■ What to produce ■
Write out the full listing again, exactly as it stands.

■ Information ■
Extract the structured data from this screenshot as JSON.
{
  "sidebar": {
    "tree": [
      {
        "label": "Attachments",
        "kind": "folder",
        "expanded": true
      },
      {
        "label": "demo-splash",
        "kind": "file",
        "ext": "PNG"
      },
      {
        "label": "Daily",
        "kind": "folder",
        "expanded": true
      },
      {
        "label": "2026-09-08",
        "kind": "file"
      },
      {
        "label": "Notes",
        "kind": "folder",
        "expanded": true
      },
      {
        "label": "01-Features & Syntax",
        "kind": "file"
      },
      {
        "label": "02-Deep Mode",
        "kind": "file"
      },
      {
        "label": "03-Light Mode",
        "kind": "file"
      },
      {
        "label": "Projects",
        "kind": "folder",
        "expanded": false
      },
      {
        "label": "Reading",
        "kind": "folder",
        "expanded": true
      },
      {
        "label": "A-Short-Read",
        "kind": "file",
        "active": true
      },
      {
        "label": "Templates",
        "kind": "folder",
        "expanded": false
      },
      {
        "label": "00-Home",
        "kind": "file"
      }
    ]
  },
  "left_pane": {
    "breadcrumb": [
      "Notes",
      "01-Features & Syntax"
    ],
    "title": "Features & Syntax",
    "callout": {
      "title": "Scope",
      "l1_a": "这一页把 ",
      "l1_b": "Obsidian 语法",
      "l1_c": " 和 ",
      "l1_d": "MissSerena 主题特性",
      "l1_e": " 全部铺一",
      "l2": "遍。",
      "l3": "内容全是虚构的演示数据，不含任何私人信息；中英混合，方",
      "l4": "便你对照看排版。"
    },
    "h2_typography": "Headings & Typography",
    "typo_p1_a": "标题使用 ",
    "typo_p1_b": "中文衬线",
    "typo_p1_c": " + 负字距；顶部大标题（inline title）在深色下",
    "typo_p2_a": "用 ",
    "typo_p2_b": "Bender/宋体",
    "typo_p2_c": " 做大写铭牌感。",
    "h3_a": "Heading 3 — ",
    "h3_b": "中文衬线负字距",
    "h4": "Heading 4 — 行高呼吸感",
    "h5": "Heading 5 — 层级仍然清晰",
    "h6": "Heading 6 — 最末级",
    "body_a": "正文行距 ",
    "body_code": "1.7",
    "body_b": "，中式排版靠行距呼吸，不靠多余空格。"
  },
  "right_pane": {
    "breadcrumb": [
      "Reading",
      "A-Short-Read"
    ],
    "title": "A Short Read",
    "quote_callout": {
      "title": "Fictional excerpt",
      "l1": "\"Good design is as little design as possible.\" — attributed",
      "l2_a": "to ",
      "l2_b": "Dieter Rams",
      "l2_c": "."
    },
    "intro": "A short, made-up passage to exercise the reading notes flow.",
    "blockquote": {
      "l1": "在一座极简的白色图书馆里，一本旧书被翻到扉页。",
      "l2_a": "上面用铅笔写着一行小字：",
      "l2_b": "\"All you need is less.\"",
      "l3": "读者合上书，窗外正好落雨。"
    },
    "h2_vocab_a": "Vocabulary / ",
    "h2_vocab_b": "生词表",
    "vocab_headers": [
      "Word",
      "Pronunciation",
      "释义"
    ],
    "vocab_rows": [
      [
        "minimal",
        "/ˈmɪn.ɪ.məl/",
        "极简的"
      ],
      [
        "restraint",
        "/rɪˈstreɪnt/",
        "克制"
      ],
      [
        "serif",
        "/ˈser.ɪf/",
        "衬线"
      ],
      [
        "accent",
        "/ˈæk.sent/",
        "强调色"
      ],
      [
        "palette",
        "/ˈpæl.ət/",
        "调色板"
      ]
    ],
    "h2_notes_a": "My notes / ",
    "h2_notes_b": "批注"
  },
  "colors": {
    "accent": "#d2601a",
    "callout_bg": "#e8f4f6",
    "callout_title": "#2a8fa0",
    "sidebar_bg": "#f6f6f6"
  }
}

■ Task solution ■
Extract the structured data from this screenshot as JSON.
{
  "sidebar": {
    "tree": [
      {
        "label": "Attachments",
        "kind": "folder",
        "expanded": true
      },
      {
        "label": "demo-splash",
        "kind": "file",
        "ext": "PNG"
      },
      {
        "label": "Daily",
        "kind": "folder",
        "expanded": true
      },
      {
        "label": "2026-09-08",
        "kind": "file"
      },
      {
        "label": "Notes",
        "kind": "folder",
        "expanded": true
      },
      {
        "label": "01-Features & Syntax",
        "kind": "file"
      },
      {
        "label": "02-Deep Mode",
        "kind": "file"
      },
      {
        "label": "03-Light Mode",
        "kind": "file"
      },
      {
        "label": "Projects",
        "kind": "folder",
        "expanded": false
      },
      {
        "label": "Reading",
        "kind": "folder",
        "expanded": true
      },
      {
        "label": "A-Short-Read",
        "kind": "file",
        "active": true
      },
      {
        "label": "Templates",
        "kind": "folder",
        "expanded": false
      },
      {
        "label": "00-Home",
        "kind": "file"
      }
    ]
  },
  "left_pane": {
    "breadcrumb": [
      "Notes",
      "01-Features & Syntax"
    ],
    "title": "Features & Syntax",
    "callout": {
      "title": "Scope",
      "l1_a": "这一页把 ",
      "l1_b": "Obsidian 语法",
      "l1_c": " 和 ",
      "l1_d": "MissSerena 主题特性",
      "l1_e": " 全部铺一",
      "l2": "遍。",
      "l3": "内容全是虚构的演示数据，不含任何私人信息；中英混合，方",
      "l4": "便你对照看排版。"
    },
    "h2_typography": "Headings & Typography",
    "typo_p1_a": "标题使用 ",
    "typo_p1_b": "中文衬线",
    "typo_p1_c": " + 负字距；顶部大标题（inline title）在深色下",
    "typo_p2_a": "用 ",
    "typo_p2_b": "Bender/宋体",
    "typo_p2_c": " 做大写铭牌感。",
    "h3_a": "Heading 3 — ",
    "h3_b": "中文衬线负字距",
    "h4": "Heading 4 — 行高呼吸感",
    "h5": "Heading 5 — 层级仍然清晰",
    "h6": "Heading 6 — 最末级",
    "body_a": "正文行距 ",
    "body_code": "1.7",
    "body_b": "，中式排版靠行距呼吸，不靠多余空格。"
  },
  "right_pane": {
    "breadcrumb": [
      "Reading",
      "A-Short-Read"
    ],
    "title": "A Short Read",
    "quote_callout": {
      "title": "Fictional excerpt",
      "l1": "\"Good design is as little design as possible.\" — attributed",
      "l2_a": "to ",
      "l2_b": "Dieter Rams",
      "l2_c": "."
    },
    "intro": "A short, made-up passage to exercise the reading notes flow.",
    "blockquote": {
      "l1": "在一座极简的白色图书馆里，一本旧书被翻到扉页。",
      "l2_a": "上面用铅笔写着一行小字：",
      "l2_b": "\"All you need is less.\"",
      "l3": "读者合上书，窗外正好落雨。"
    },
    "h2_vocab_a": "Vocabulary / ",
    "h2_vocab_b": "生词表",
    "vocab_headers": [
      "Word",
      "Pronunciation",
      "释义"
    ],
    "vocab_rows": [
      [
        "minimal",
        "/ˈmɪn.ɪ.məl/",
        "极简的"
      ],
      [
        "restraint",
        "/rɪˈstreɪnt/",
        "克制"
      ],
      [
        "serif",
        "/ˈser.ɪf/",
        "衬线"
      ],
      [
        "accent",
        "/ˈæk.sent/",
        "强调色"
      ],
      [
        "palette",
        "/ˈpæl.ət/",
        "调色板"
      ]
    ],
    "h2_notes_a": "My notes / ",
    "h2_notes_b": "批注"
  },
  "colors": {
    "accent": "#d2601a",
    "callout_bg": "#e8f4f6",
    "callout_title": "#2a8fa0",
    "sidebar_bg": "#f6f6f6"
  }
}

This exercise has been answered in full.